At its un-beating heart, WWZ is an outbreak thriller, the zombies a catalyst for episodic globe-hopping adventure. If 28 Days Later put pockets of melancholy quiet between its screeching set-pieces—relishing the nomadic and purgatorial state of its character’s lives within the rubble—World War Z has the relentless forward motion of its main attraction, be that the rasping infected or the movie star fleeing them. It’s the zombie movie as feverish blockbuster, and monumental evidence that, by 2013, the craze had gone fully mainstream, contaminating the economics of the Hollywood studio machine.
Like 28 Days Later, the movie owes debts micro and macro to Romero. As in Dawn of the Dead, there’s an early stumble through an overrun apartment complex, a temporary escape by helicopter, a scene of ostensible sanctuary breached. But director Marc Forster cuts around the gnarliest violence, offering zombie horror of a less explicit, PG-13 variety. One is reminded of how Romero once entertained visions of a metropolis flooded with the dead, before downscaling to preserve the graphic dismemberment he would have been forced to sacrifice for a bigger budget. In a way, World War Z belatedly realizes some version of his original vision for Day of the Dead, compromises and all. What it lacks in entrails-out gore, it arguably makes up for in the sheer jaw-dropping scope of its pandemic pandemonium.
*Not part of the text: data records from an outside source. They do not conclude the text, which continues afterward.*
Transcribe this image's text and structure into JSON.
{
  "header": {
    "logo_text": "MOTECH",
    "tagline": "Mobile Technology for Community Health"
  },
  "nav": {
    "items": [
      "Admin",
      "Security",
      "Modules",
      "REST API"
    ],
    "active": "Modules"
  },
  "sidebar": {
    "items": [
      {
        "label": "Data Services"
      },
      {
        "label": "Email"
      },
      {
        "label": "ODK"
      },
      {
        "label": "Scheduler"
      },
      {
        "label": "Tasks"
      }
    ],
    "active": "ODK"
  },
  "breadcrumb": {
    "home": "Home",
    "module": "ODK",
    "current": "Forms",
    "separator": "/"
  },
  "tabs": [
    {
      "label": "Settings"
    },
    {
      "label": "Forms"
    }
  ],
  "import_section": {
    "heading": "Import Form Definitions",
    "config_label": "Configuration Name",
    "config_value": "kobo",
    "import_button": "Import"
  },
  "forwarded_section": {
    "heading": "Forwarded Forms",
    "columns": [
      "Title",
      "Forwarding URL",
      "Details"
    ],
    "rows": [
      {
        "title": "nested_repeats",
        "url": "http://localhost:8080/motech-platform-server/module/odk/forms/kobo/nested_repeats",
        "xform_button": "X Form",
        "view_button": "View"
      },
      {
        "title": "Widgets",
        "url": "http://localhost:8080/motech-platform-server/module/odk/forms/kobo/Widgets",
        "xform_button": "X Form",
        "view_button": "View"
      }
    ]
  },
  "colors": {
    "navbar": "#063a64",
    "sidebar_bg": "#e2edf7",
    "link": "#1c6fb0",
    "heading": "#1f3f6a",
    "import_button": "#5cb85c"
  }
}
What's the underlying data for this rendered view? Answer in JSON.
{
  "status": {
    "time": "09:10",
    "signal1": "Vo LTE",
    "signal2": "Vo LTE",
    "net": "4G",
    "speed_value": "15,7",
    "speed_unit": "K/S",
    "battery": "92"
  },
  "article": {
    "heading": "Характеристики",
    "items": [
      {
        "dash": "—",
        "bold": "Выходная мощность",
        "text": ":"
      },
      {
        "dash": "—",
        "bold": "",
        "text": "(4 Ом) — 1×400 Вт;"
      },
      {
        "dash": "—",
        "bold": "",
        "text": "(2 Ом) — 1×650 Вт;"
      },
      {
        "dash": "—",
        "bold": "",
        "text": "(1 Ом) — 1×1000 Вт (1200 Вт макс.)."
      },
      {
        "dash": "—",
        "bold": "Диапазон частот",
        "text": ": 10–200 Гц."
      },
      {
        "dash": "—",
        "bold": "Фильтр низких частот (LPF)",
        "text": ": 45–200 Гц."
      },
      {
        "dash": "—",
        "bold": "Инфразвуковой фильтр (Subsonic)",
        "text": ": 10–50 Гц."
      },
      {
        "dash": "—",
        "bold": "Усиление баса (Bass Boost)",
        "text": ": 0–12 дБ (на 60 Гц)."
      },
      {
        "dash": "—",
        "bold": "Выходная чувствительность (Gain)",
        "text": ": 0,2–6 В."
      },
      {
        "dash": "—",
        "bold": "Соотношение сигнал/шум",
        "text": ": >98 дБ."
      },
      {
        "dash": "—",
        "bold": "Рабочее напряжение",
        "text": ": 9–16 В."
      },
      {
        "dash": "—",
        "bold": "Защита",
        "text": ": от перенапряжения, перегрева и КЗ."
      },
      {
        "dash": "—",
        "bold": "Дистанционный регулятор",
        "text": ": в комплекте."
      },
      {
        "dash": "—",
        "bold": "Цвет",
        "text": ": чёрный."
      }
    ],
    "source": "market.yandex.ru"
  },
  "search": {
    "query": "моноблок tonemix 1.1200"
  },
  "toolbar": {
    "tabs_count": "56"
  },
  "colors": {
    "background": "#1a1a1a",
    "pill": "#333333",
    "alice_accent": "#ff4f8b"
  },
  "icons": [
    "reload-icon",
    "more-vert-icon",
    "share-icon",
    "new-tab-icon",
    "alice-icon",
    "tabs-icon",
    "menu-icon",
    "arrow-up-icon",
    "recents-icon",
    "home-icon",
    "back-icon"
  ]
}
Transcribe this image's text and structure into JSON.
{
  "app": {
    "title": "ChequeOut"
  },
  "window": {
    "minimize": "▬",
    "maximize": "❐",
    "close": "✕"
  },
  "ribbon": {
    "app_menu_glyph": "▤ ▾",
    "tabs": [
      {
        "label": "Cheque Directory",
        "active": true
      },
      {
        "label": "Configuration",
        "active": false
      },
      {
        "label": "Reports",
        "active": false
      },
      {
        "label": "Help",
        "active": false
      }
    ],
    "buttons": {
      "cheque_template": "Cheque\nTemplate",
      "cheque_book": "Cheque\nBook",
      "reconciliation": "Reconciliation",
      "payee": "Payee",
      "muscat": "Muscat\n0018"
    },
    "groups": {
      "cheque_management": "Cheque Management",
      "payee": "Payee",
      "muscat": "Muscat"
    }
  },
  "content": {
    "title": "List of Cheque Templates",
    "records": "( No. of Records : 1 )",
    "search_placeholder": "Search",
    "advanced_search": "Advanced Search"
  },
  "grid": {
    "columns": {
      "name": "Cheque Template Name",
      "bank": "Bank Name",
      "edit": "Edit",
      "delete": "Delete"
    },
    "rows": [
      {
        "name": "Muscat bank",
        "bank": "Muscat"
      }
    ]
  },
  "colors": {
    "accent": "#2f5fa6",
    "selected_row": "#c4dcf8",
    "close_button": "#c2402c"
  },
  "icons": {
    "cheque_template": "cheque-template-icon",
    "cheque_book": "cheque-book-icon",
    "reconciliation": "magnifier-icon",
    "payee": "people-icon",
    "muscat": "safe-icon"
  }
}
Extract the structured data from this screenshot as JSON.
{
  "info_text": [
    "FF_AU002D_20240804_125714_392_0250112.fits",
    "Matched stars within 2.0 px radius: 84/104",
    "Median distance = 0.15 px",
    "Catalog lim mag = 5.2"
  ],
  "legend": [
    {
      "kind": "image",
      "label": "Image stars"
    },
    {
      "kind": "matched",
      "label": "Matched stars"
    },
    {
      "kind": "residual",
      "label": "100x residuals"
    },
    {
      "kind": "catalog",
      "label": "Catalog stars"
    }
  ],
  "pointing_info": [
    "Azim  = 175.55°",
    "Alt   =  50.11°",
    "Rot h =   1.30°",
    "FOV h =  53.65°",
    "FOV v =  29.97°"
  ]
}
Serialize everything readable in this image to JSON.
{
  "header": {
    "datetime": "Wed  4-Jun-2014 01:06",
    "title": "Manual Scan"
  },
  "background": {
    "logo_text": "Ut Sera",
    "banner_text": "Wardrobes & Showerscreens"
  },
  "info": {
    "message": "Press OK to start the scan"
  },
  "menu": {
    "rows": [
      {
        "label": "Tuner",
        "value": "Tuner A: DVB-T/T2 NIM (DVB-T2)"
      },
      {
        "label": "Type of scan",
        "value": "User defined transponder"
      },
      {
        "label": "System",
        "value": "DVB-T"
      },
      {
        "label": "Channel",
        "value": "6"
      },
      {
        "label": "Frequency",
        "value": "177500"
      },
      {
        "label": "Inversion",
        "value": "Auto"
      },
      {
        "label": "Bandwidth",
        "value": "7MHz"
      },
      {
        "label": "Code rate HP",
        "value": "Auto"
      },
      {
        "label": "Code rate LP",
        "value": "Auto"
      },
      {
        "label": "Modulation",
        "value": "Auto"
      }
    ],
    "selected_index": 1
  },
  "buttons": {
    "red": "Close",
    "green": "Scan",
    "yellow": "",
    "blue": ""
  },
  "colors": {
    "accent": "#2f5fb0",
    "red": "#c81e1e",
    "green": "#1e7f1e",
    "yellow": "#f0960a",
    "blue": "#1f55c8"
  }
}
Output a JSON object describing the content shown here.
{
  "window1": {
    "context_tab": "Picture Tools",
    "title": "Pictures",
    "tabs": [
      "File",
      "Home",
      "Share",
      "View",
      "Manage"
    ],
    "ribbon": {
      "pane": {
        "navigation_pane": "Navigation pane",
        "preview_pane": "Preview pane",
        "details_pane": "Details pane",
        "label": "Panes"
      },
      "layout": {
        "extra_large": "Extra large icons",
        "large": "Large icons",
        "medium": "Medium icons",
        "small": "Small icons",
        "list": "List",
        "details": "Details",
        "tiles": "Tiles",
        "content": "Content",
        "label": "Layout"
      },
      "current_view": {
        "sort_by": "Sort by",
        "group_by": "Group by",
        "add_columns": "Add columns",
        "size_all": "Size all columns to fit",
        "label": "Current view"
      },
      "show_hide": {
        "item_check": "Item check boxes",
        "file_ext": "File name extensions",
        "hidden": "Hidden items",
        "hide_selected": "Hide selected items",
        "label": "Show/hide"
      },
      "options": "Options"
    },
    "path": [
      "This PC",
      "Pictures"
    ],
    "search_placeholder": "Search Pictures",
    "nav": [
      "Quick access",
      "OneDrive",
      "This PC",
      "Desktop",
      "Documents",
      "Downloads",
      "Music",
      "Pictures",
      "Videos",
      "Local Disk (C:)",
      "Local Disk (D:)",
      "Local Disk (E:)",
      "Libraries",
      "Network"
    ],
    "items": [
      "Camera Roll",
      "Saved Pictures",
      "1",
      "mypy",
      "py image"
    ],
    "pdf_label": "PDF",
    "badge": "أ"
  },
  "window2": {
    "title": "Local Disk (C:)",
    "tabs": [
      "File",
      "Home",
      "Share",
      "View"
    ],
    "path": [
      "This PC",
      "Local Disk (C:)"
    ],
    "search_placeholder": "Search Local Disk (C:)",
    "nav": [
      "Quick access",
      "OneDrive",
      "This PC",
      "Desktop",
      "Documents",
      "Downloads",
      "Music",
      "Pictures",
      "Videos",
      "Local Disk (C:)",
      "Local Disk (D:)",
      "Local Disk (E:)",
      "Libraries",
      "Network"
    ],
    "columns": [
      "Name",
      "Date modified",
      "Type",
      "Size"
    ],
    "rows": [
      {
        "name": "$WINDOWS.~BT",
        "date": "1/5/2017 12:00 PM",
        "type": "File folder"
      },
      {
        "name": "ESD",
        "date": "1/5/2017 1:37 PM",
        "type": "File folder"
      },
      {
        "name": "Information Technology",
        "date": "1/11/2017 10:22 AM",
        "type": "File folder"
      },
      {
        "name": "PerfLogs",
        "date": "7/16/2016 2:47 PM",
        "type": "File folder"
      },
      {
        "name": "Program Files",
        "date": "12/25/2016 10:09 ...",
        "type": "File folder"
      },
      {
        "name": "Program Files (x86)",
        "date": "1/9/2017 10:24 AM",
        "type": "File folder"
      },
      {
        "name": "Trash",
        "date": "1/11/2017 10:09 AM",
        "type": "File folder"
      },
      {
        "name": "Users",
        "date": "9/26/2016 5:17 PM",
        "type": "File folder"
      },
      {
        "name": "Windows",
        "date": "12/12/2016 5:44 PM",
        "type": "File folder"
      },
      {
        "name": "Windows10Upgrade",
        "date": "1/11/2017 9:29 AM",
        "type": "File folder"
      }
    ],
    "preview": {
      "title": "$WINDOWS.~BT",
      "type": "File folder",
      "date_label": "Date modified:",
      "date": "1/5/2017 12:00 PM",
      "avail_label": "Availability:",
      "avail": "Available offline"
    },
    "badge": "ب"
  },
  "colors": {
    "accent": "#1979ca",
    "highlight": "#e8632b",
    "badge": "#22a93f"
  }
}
Perhaps even more so than Boyle’s movie, Forster’s now carries the chill of grim prophecy: It’s positively littered with uncomfortable parallels to our current world, ravaged by a fast-spreading bug. Panicked civilians raid grocery stores and pharmacies. Experts trace the origins of the virus to East Asia. A military bigwig whispers of Spanish Flu and solemnly notes that “the airlines were the perfect delivery system.” However zombie fanatics received World War Z as a super-sized entry in their subgenre of choice, there’s little denying that it now rivals Contagion for spooky prescience, accidentally anticipating the nightmare conditions of our now.
But then, zombie movies have always pointed funhouse mirrors at civilization. Even if life fully returns to the semblance of a pre-pandemic normal, these plague stories will continue to shudder with the echoes of any destabilizing threat to our essential structures. That’s the real impact Romero’s gut-munching classics made on the genre, for better or worse: They saw the shadow of the real world, with all its real horrors, in the lumbering gait of the dead. 28 Days Later and World War Z, situated on opposite ends of a big decade for the “zekes,” cast the same shadow … even if it moves more like an Olympic athlete after the gun has been shot than a drunk staggering out of a pub at closing time.
World War Z is currently streaming on Netflix. 28 Days Later is available to rent or purchase from the major digital providers. For more of A.A. Dowd’s writing, please visit his Authory page.